And she’s surrounded by a handful of standouts in her own right. Mackenzie Davis co-stars as Grace, a human from the new grim future who takes on the Kyle Reese role and jumps back in time to protect the woman who’s the key to the future of the human race. Davis is extraordinary. From physicality to emotionality, she delivers a compelling and layered performance that lives up to the legacy of Hamilton’s definitive action hero, while going toe-to-toe with the original herself. Their chemistry, in particular, is delightful and electric, but Davis also has knockout chemistry with Natalie Reyes‘ Dani Ramos; the young everywoman who discovers much to her surprise that the future of the whole world stands on her shoulders. Reyes has a radiant screen presence, easily earning her space with heavy hitters like Hamilton and Davis.
Then there are those pesky terminators. Arnold Schwarzenegger is back again as the T-800, or ask he’s unironically called in Dark Fate, Carl. Good ol’ Carl. That sort of surreal humanization of such an archetypal cinematic badass is indicative of his role in the film, which is essential but probably smaller than you’re expecting, not to mention utterly charming. Schwarzenegger has come back to the franchise before, but this is by far the best use of his next-level charisma yet. On the other end, we’ve got Gabriel Luna channeling the Robert Patrick approach to hardcore scary robits as the big bad; a new shape-shifting model of Terminator that can split his human form from his robotic endoskeleton, leading to some excellent action set-pieces.
Across the board, Miller’s action is thrilling and precisely articulated. Miller fully embraces his Terminator’s unique skill set and builds his action scenes around those abilities, as well as Grace and Sarah’s, inventing thrilling and unexpected moments that punctuate his tightly constructed set-pieces with plenty of payoff. As a filmmaker, it’s clear that he’s a devotee of Cameron’s school of action, and he’s learned the technique well. The set-pieces move and they move the film forward too, making humanity’s fight for survival feel as ferocious and kinetically thrilling as ever.
Dark Fate isn’t quite a home run though.

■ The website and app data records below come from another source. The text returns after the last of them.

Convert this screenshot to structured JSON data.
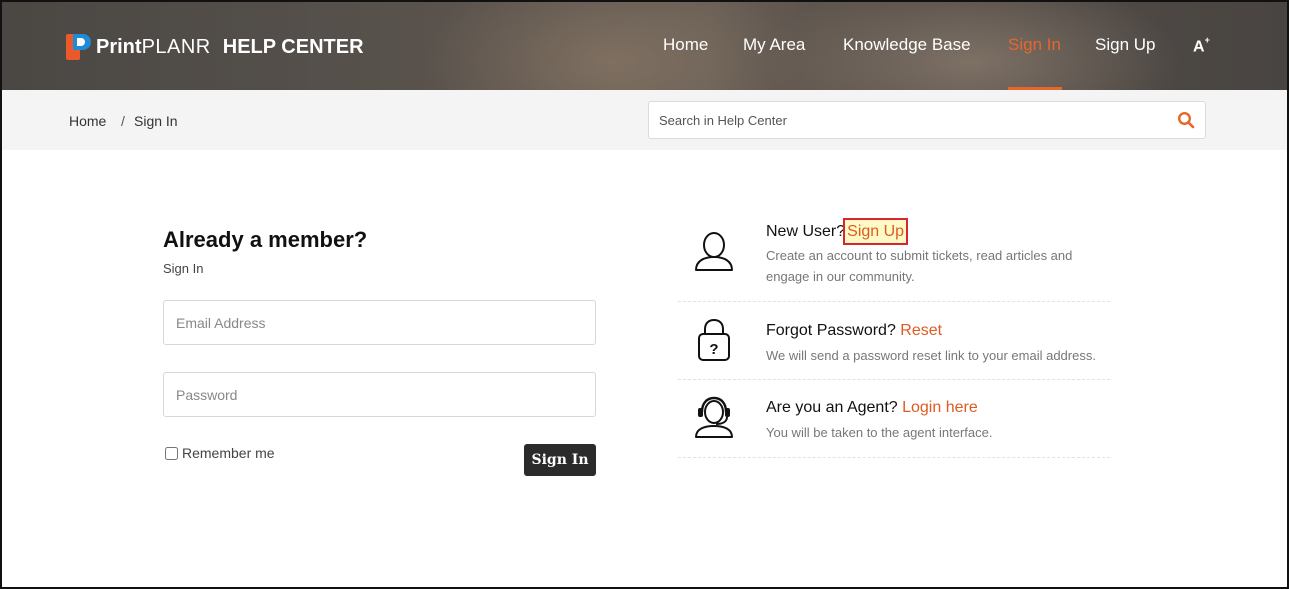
{
  "brand": {
    "name_bold": "Print",
    "name_light": "PLANR",
    "suffix": "HELP CENTER"
  },
  "nav": {
    "items": [
      {
        "label": "Home",
        "active": false
      },
      {
        "label": "My Area",
        "active": false
      },
      {
        "label": "Knowledge Base",
        "active": false
      },
      {
        "label": "Sign In",
        "active": true
      },
      {
        "label": "Sign Up",
        "active": false
      }
    ],
    "font_icon": "font-size-icon",
    "font_icon_text": "A",
    "font_icon_sup": "+"
  },
  "breadcrumb": {
    "items": [
      "Home",
      "Sign In"
    ],
    "separator": "/"
  },
  "search": {
    "placeholder": "Search in Help Center",
    "icon": "search-icon"
  },
  "signin": {
    "title": "Already a member?",
    "subtitle": "Sign In",
    "email_placeholder": "Email Address",
    "password_placeholder": "Password",
    "remember_label": "Remember me",
    "remember_checked": false,
    "button_label": "Sign In"
  },
  "options": [
    {
      "icon": "user-icon",
      "question": "New User?",
      "link": "Sign Up",
      "description": "Create an account to submit tickets, read articles and engage in our community."
    },
    {
      "icon": "padlock-question-icon",
      "question": "Forgot Password?",
      "link": "Reset",
      "description": "We will send a password reset link to your email address."
    },
    {
      "icon": "agent-headset-icon",
      "question": "Are you an Agent?",
      "link": "Login here",
      "description": "You will be taken to the agent interface."
    }
  ],
  "colors": {
    "accent": "#e7672a",
    "link": "#e05a22",
    "button_bg": "#2b2b2b",
    "highlight_border": "#d7262e",
    "highlight_bg": "#fdfac6"
  }
}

Like so many films these days, it’s indulgently long and that bloat is particularly noticeable in the third act, when over-extended set-pieces and drawn out resolutions sap the film of its potent energy. The film also treads a little too hard on its messaging at moments, explicitly spelling out some ideas that might be better presented through action than dialogue and hammering a bit too hard on those ideas. But they’re minor problems in a film that’s an overall jamming good time.

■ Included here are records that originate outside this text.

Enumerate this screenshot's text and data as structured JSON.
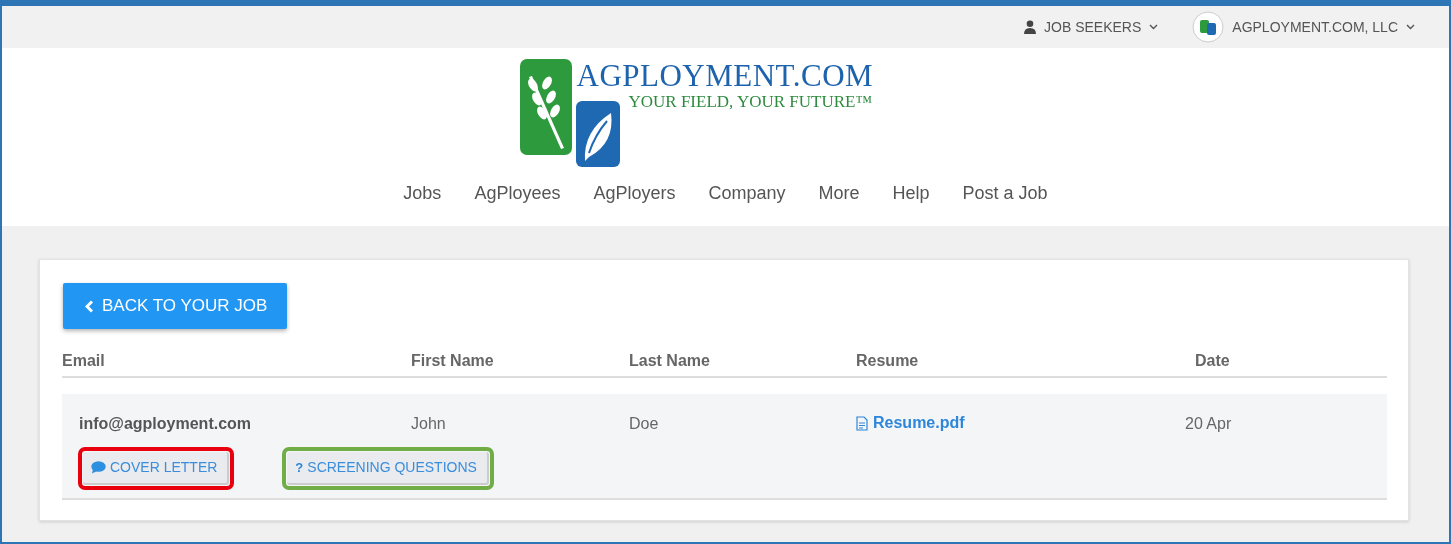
{
  "top_bar": {
    "menus": [
      {
        "label": "JOB SEEKERS",
        "kind": "user"
      },
      {
        "label": "AGPLOYMENT.COM, LLC",
        "kind": "company"
      }
    ]
  },
  "logo": {
    "name": "AGPLOYMENT.COM",
    "tagline": "YOUR FIELD, YOUR FUTURE™"
  },
  "nav": [
    "Jobs",
    "AgPloyees",
    "AgPloyers",
    "Company",
    "More",
    "Help",
    "Post a Job"
  ],
  "back_button": "BACK TO YOUR JOB",
  "table": {
    "columns": [
      "Email",
      "First Name",
      "Last Name",
      "Resume",
      "Date"
    ],
    "rows": [
      {
        "email": "info@agployment.com",
        "first_name": "John",
        "last_name": "Doe",
        "resume": "Resume.pdf",
        "date": "20 Apr",
        "actions": [
          {
            "label": "COVER LETTER",
            "kind": "comment",
            "color": "#e8000e"
          },
          {
            "label": "SCREENING QUESTIONS",
            "kind": "question",
            "icon_text": "?",
            "color": "#70ad47"
          }
        ]
      }
    ]
  }
}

Bottom line, Dark Fate is the return to form for the beloved title that we’ve all been waiting for. The characters get their due, the action is top-tier, and the cast is aces. Miller understands the world he’s working in and embraces it fully, offering a new chapter for these beloved characters and, despite the grim title, promising a bright future for one of the greatest but long-suffering franchises in movie history.